#### TASK GOAL:
Quote the records in full and leave their pictures out.

--

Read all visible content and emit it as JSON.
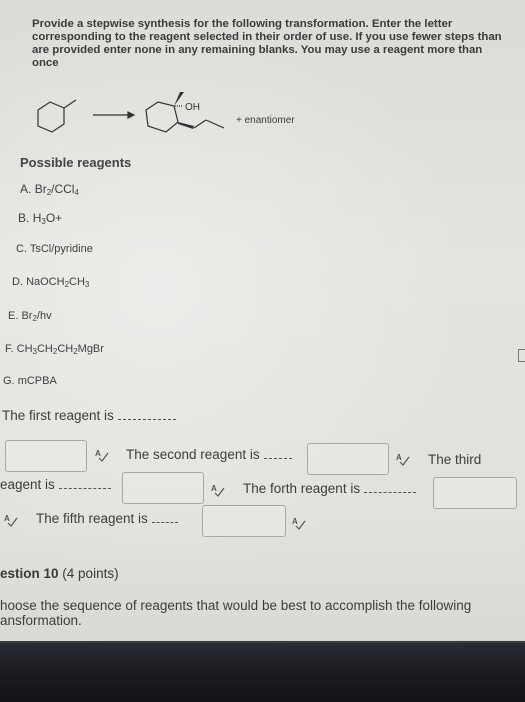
{
  "question": {
    "instructions": "Provide a stepwise synthesis for the following transformation. Enter the letter corresponding to the reagent selected in their order of use. If you use fewer steps than are provided enter none in any remaining blanks. You may use a reagent more than once",
    "reaction": {
      "starting_material": "methylcyclohexane",
      "product": "1-methyl-2-propylcyclohexan-1-ol",
      "product_label": "OH",
      "note": "+ enantiomer"
    },
    "reagents_title": "Possible reagents",
    "reagents": [
      {
        "letter": "A.",
        "formula_html": "Br<sub>2</sub>/CCl<sub>4</sub>"
      },
      {
        "letter": "B.",
        "formula_html": "H<sub>3</sub>O+"
      },
      {
        "letter": "C.",
        "formula_html": "TsCl/pyridine"
      },
      {
        "letter": "D.",
        "formula_html": "NaOCH<sub>2</sub>CH<sub>3</sub>"
      },
      {
        "letter": "E.",
        "formula_html": "Br<sub>2</sub>/hv"
      },
      {
        "letter": "F.",
        "formula_html": "CH<sub>3</sub>CH<sub>2</sub>CH<sub>2</sub>MgBr"
      },
      {
        "letter": "G.",
        "formula_html": "mCPBA"
      }
    ],
    "prompts": {
      "first": "The first reagent is",
      "second": "The second reagent is",
      "third_a": "The third",
      "third_b": "eagent is",
      "fourth": "The forth reagent is",
      "fifth": "The fifth reagent is"
    },
    "answers": {
      "first": "",
      "second": "",
      "third": "",
      "fourth": "",
      "fifth": ""
    }
  },
  "next_question": {
    "title": "estion 10",
    "points": "(4 points)",
    "body": "hoose the sequence of reagents that would be best to accomplish the following ansformation."
  },
  "icons": {
    "spellcheck": "spellcheck-icon"
  }
}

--

#### ANSWER TO THIS TASK:
Read all visible content and emit it as JSON.
{
  "question": {
    "instructions": "Provide a stepwise synthesis for the following transformation. Enter the letter corresponding to the reagent selected in their order of use. If you use fewer steps than are provided enter none in any remaining blanks. You may use a reagent more than once",
    "reaction": {
      "starting_material": "methylcyclohexane",
      "product": "1-methyl-2-propylcyclohexan-1-ol",
      "product_label": "OH",
      "note": "+ enantiomer"
    },
    "reagents_title": "Possible reagents",
    "reagents": [
      {
        "letter": "A.",
        "formula_html": "Br<sub>2</sub>/CCl<sub>4</sub>"
      },
      {
        "letter": "B.",
        "formula_html": "H<sub>3</sub>O+"
      },
      {
        "letter": "C.",
        "formula_html": "TsCl/pyridine"
      },
      {
        "letter": "D.",
        "formula_html": "NaOCH<sub>2</sub>CH<sub>3</sub>"
      },
      {
        "letter": "E.",
        "formula_html": "Br<sub>2</sub>/hv"
      },
      {
        "letter": "F.",
        "formula_html": "CH<sub>3</sub>CH<sub>2</sub>CH<sub>2</sub>MgBr"
      },
      {
        "letter": "G.",
        "formula_html": "mCPBA"
      }
    ],
    "prompts": {
      "first": "The first reagent is",
      "second": "The second reagent is",
      "third_a": "The third",
      "third_b": "eagent is",
      "fourth": "The forth reagent is",
      "fifth": "The fifth reagent is"
    },
    "answers": {
      "first": "",
      "second": "",
      "third": "",
      "fourth": "",
      "fifth": ""
    }
  },
  "next_question": {
    "title": "estion 10",
    "points": "(4 points)",
    "body": "hoose the sequence of reagents that would be best to accomplish the following ansformation."
  },
  "icons": {
    "spellcheck": "spellcheck-icon"
  }
}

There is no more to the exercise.